Putin said the next step will be instituting a nationwide ceasefire. He added that the takeover of Aleppo by Assad’s forces this week had not required the support of Russian airstrikes, Iranian support, or any other kind of outside help.
Russian Deputy Foreign Minister Gennadiy Gatilov said earlier today that the talks are expected to take place in mid-January 2017.
The Russian Ambassador to Turkey was assassinated this week by a man who committed the violent act to avenge the deaths of Syrians by Russian airstrikes. Turkey’s official position has been against Assad’s regime, though the country has worked with Russia in anti-Islamic State campaigns near the Turko-Syrian border.
Kazakhstan, a former Soviet republic, has remained a close ally of Russia since gaining independence in 1991. The talks will take place in Putin’s home field, instead of a location preferred by Washington, which vocally supported the rebels in their push for regime change.
It remains unclear what role the United States – which will be in the midst of a transition of power from President Barack Obama to President-elect Donald Trump as the talks occur – will play in the negotiations.
The Diplomat highlighted last week that Kazakhstan has maintained a “longstanding strategic partnership” with Assad’s regime and will support Russia’s lasting influence in the country.
Kazakh President Nursultan Nazarbayev – who, like his neighbors, runs a cult of personality-based government – will also support efforts to suppress Islamist anti-Assad factions, some of whom may pose a threat to Kazakhstan’s security.

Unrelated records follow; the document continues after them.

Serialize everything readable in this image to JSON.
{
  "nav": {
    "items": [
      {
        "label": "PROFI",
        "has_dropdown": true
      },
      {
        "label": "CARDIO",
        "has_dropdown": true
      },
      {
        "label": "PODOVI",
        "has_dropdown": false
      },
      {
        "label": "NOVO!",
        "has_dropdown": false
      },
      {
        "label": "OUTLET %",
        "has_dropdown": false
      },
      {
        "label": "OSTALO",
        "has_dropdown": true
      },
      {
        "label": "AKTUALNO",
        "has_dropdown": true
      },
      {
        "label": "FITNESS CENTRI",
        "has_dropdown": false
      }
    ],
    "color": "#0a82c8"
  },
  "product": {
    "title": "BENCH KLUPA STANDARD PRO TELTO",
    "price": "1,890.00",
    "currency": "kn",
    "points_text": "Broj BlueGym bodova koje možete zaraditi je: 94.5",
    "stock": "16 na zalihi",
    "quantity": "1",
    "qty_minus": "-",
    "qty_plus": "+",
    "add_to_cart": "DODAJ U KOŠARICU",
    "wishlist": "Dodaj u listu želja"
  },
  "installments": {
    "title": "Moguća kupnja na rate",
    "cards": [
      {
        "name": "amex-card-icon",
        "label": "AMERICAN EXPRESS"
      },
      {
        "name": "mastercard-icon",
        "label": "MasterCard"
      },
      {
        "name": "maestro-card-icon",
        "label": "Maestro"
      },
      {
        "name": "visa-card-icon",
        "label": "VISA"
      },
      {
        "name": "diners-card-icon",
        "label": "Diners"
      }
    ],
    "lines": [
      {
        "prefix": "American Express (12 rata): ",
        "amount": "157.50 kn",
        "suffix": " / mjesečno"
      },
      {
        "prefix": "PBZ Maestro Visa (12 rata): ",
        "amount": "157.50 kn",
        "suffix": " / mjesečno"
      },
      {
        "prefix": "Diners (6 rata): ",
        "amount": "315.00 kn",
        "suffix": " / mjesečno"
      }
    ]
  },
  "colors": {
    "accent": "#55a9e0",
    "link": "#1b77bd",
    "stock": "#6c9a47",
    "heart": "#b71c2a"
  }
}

Kazakhstan has remained officially neutral on the Syrian Civil War since its start in 2011. In 2015, the Central Asian country invited 30 leaders from factions opposing Assad to conduct peace talks, which, ultimately, failed.